Salon queried the Forbes 400 richest on whether they’d be willing to pay more taxes. The vast majority ducked the question. I’m betting that most of them think they deserve what they earn. After all, did they not work hard? Yes, they did. But . . . well, more on that later.

Of 400 billionaires, only eight (including Buffet) say they are willing to pay more. Three others indicated opposition; one said maybe.

But most declined to comment at all. Oprah Winfrey, who endorsed Obama in 2008, did not respond. Nor did liberal media mogul Ted Turner. Prominent Democratic Party donors from Hollywood such as Steven Spielberg, David Geffen and Barry Diller did not express a view. Philanthropists Bill Gates and Michael Bloomberg — whom we queried repeatedly — refused to comment on Buffett’s argument, even as it became a central part of Washington’s political conversation.

On Sept. 19, President Obama rolled out his jobs plan, calling for individuals making more than $250,000 to pay higher taxes for the sake of paying pay down the deficit and funding the president’s jobs plan.

via The Great 8: Billionaires who will pay more – Patriotic Billionaire Challenge – Salon.com.

Flouting the Law, Pastors Will Take On Politics – NYTimes.com

1 Oct

Hmmmm. . . .

The alliance and many other advocates regard a 1954 law prohibiting churches and their leaders from engaging in political campaigning as a violation of the First Amendment and wish to see the issue played out in court. The organization points to the rich tradition of political activism by churches in some of the nation’s most controversial battles, including the pre-Revolutionary war opposition to taxation by the British, slavery and child labor.

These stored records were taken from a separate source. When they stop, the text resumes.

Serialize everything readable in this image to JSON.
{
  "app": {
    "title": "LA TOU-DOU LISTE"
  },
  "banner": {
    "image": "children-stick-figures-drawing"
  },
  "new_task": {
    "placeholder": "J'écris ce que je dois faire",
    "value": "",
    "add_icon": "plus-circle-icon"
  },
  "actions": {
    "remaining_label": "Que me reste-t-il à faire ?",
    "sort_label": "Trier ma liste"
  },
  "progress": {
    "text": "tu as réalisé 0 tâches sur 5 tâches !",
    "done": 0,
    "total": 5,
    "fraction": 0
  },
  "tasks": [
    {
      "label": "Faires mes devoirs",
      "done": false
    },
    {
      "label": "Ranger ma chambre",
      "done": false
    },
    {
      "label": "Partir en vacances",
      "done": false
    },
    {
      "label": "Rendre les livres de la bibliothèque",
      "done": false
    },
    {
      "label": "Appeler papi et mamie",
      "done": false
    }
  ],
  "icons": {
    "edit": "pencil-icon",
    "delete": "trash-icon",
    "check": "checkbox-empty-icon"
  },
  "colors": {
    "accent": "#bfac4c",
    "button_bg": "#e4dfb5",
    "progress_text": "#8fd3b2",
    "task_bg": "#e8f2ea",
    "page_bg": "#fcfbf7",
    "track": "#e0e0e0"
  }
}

The legislation, sponsored by Lyndon Baines Johnson, then a senator, muzzled all charities in regards to partisan politics, and its impact on churches may have been an unintended consequence. At the time, he was locked in a battle with two nonprofit groups that were loudly calling him a closet communist.

Thirty years later, a group of senators led by Charles E. Grassley, Republican of Iowa, passed legislation to try to rein in the agency a bit in doing some audits. While audits of churches continued over the years, they appeared to have slowed down considerably after a judge rebuffed the agency’s actions in a case involving the Living Word Christian Center and a supposed endorsement of Ms. Bachmann in 2007. The I.R.S. had eliminated positions through a reorganization, and therefore, according to the judge, had not followed the law when determining who could authorize such audits.

via Flouting the Law, Pastors Will Take On Politics – NYTimes.com.

Leadership Crisis – NYTimes.com

18 Sep

A solid majority said creating jobs should be the highest priority for the government now and that payroll taxes should be cut to help with that. A whopping 8 in 10 think building bridges, roads and schools is important, which means — gasp — spending money.

Many Democrats are so gun shy that they don’t dare even to talk about raising taxes on the rich. But 71 percent of those polled said any plan to reduce the budget deficit should include both spending cuts and tax increases. And Americans understand that there are choices to be made; 56 percent said the wealthier should pay higher taxes to reduce the federal deficit.

via Leadership Crisis – NYTimes.com.

House GOP Rejects Tax Cuts For Middle Class | ThinkProgress

17 Sep

Meanwhile, a payroll tax holiday is one of the few types of tax cuts that do actually stimulate the economy, precisely because they mostly affect working- and middle-class people, who need the money more and thus spend it right away.

via House GOP Rejects Tax Cuts For Middle Class | ThinkProgress.